### Excerpted data
╔══

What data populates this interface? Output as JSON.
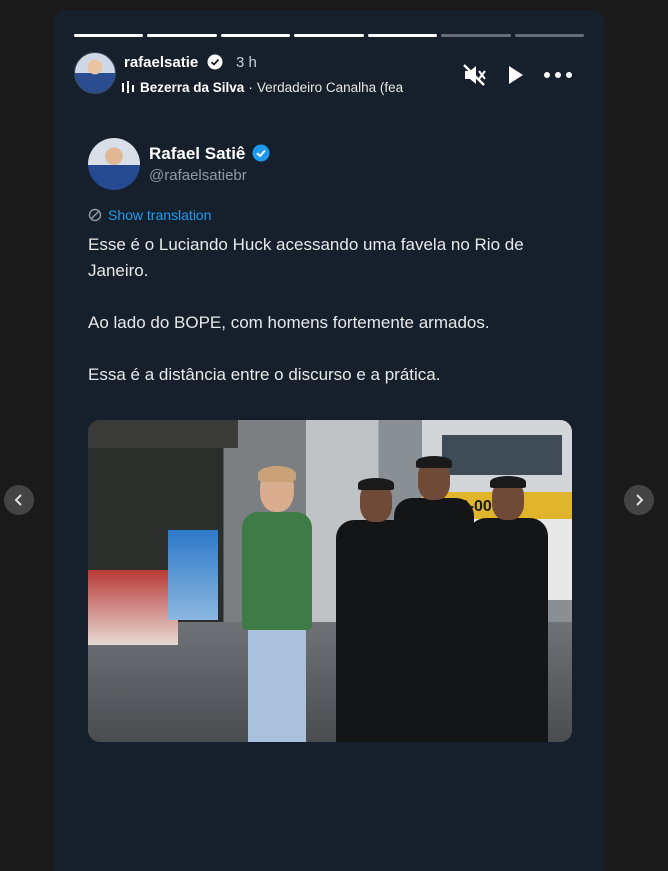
{
  "story": {
    "progress_total": 7,
    "progress_done": 5,
    "username": "rafaelsatie",
    "time_ago": "3 h",
    "music_icon": "music-bars-icon",
    "music_artist": "Bezerra da Silva",
    "music_separator": "·",
    "music_song": "Verdadeiro Canalha (fea"
  },
  "tweet": {
    "name": "Rafael Satiê",
    "handle": "@rafaelsatiebr",
    "show_translation": "Show translation",
    "paragraphs": [
      "Esse é o Luciando Huck acessando uma favela no Rio de Janeiro.",
      "Ao lado do BOPE, com homens fortemente armados.",
      "Essa é a distância entre o discurso e a prática."
    ]
  },
  "photo": {
    "bus_number": "266-000"
  },
  "colors": {
    "panel": "#16202d",
    "accent": "#1d9bf0",
    "text": "#e7e9ea",
    "muted": "#8b98a5"
  }
}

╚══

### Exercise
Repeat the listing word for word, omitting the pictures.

### Solution to this task
What data populates this interface? Output as JSON.
{
  "story": {
    "progress_total": 7,
    "progress_done": 5,
    "username": "rafaelsatie",
    "time_ago": "3 h",
    "music_icon": "music-bars-icon",
    "music_artist": "Bezerra da Silva",
    "music_separator": "·",
    "music_song": "Verdadeiro Canalha (fea"
  },
  "tweet": {
    "name": "Rafael Satiê",
    "handle": "@rafaelsatiebr",
    "show_translation": "Show translation",
    "paragraphs": [
      "Esse é o Luciando Huck acessando uma favela no Rio de Janeiro.",
      "Ao lado do BOPE, com homens fortemente armados.",
      "Essa é a distância entre o discurso e a prática."
    ]
  },
  "photo": {
    "bus_number": "266-000"
  },
  "colors": {
    "panel": "#16202d",
    "accent": "#1d9bf0",
    "text": "#e7e9ea",
    "muted": "#8b98a5"
  }
}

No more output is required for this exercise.